Senator-elect Scott Brown (R-MA) supports Massachusetts’ 2006 health care reform but opposes the near-identical Senate health care bill. During the campaign, Brown promised to provide the 41st vote for any national reform effort that required states like Massachusetts to finance reform elsewhere:
Thank you for the question, the health care plan is not good for Bay State Health Center here in Springfield, I worked on that health care bill, the problem with it is that we have 98% of our people insured and we have to look at pricing it’s getting out of control – but the Federal plan, taking a half trillion from Medicare, why would we go and subsidize the failure of other states – not only would we be paying for our plan, we’d be paying for everyone else – and look at the back door deals – I think people have lost confidence – and I think that we need to go back – I’d work on it – why do we need a one size fits all government approach we already did it.
But if Brown believes that Americans should not have to finance other states’ reform efforts, he should return the federal dollars that subsidize Massachusetts’ Medicaid expansion. After all, the state’s 2006 health care reform legislation included an expansion of Medicaid for children up to 300% of the federal poverty level and increased enrollment caps on existing Medicaid programs for adults. Massachusetts relied “very heavily on federal Medicaid funds to finance the plan, including $385 million in annual federal Medicaid payments that would have been lost in the absence of a plan to reduce the number of uninsured.”
Massachusetts used federal funds because, like all states, it lacked the economic capacity to invest in something as big as health care reform.

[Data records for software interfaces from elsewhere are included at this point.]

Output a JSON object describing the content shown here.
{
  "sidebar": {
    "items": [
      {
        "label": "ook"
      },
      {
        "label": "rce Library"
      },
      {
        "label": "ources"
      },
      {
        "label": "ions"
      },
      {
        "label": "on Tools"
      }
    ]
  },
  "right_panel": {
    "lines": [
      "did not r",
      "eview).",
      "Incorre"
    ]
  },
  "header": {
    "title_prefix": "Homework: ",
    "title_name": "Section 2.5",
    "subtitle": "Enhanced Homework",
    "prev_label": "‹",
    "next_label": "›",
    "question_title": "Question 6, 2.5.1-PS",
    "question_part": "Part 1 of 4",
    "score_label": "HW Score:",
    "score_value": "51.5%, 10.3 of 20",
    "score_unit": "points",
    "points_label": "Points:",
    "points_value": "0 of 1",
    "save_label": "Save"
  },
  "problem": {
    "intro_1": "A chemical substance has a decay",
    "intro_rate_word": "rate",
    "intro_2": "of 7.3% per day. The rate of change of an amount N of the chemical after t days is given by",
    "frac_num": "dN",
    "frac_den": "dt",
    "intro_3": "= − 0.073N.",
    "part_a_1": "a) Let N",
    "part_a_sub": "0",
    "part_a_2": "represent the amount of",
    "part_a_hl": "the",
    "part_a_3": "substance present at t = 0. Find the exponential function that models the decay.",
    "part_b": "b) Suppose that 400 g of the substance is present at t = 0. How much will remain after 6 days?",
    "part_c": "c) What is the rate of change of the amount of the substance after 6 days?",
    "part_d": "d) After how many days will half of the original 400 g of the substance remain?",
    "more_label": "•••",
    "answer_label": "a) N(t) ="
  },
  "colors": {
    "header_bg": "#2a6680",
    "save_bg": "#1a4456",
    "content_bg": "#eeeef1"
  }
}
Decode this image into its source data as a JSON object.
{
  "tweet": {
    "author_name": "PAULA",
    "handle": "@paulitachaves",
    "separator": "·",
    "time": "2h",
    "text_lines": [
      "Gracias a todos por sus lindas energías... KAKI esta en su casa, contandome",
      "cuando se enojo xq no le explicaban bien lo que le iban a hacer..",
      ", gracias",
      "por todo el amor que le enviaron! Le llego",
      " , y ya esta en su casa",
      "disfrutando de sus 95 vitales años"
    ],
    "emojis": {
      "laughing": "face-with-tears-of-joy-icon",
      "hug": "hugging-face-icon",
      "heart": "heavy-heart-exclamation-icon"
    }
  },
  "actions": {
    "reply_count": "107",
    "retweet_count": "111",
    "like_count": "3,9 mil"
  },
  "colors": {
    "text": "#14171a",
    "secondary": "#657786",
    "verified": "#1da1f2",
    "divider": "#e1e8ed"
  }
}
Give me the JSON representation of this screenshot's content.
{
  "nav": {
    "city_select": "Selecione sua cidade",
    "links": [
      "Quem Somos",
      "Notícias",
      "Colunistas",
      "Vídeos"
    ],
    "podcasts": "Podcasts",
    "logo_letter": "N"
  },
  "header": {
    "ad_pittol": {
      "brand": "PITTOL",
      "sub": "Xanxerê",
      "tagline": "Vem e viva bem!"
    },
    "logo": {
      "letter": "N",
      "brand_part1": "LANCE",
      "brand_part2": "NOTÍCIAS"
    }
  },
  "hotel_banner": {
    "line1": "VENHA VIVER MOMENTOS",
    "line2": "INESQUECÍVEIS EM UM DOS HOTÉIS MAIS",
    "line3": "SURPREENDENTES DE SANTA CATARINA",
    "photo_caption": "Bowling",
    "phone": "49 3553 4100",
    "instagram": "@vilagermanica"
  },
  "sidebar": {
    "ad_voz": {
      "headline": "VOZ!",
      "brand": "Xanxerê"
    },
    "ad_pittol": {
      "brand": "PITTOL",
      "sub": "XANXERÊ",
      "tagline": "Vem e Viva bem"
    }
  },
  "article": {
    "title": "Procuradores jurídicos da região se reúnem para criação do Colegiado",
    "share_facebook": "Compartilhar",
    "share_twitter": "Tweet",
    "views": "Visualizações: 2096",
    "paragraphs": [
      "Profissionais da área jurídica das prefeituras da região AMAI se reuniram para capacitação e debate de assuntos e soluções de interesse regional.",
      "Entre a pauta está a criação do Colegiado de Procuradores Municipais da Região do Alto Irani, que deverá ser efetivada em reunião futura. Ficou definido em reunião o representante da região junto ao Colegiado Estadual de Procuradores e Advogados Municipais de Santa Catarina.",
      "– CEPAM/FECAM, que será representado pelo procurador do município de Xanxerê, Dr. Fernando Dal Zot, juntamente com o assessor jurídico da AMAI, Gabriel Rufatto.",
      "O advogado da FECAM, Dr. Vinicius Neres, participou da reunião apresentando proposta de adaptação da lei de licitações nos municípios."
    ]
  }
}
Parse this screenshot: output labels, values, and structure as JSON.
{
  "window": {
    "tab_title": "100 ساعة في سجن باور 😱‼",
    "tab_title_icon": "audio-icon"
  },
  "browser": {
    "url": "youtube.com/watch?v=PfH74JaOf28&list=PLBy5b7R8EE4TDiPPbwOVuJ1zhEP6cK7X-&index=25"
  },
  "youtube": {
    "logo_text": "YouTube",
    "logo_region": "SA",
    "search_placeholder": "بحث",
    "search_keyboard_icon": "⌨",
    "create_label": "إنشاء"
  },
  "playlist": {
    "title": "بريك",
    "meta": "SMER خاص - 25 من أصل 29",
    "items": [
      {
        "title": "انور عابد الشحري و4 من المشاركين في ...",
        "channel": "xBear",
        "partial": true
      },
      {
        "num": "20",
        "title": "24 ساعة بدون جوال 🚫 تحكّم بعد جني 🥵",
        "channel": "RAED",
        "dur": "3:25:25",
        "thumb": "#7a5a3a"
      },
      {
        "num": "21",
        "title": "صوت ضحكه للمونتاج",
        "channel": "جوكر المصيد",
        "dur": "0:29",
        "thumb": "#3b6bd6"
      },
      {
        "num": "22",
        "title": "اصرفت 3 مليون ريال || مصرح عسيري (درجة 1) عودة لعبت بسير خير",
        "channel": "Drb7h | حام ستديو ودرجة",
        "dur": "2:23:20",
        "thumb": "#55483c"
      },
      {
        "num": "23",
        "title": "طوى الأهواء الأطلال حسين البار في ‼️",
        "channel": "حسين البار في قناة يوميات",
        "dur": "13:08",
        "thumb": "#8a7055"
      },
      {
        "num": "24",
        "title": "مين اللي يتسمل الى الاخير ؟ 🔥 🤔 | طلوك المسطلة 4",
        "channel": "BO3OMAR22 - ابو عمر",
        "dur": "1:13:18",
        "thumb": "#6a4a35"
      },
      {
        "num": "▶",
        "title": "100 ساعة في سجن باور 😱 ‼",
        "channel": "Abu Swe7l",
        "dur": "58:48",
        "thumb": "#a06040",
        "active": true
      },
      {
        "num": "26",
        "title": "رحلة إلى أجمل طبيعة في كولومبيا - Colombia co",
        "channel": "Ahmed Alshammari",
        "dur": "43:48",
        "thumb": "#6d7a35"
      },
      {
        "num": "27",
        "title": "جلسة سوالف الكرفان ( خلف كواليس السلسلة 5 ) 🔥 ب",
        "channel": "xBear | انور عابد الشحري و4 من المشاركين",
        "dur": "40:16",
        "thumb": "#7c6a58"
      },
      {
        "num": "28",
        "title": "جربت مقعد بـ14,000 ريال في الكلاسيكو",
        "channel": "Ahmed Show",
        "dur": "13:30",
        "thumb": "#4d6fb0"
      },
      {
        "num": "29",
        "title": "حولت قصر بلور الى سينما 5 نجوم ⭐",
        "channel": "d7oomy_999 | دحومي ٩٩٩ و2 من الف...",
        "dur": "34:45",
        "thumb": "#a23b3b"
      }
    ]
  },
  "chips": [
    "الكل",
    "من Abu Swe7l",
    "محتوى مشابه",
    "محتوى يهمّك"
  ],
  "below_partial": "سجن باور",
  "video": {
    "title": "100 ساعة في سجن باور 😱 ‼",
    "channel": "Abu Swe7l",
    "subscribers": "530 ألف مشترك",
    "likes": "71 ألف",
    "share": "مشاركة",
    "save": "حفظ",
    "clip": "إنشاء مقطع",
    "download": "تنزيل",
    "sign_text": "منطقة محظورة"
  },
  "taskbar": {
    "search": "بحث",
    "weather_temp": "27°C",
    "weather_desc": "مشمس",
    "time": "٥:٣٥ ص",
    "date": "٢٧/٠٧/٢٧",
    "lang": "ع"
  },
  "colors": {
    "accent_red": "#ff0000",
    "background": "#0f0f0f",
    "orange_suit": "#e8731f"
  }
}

Only the federal government can fix the systematic problems plaguing the health care system and improve the system in an equitable manner. Brown’s insistence that states can do reform on their own, is just a back door way for preserving the status quo that denies millions of Americans the kind of reforms that they’re financing in Massachusetts.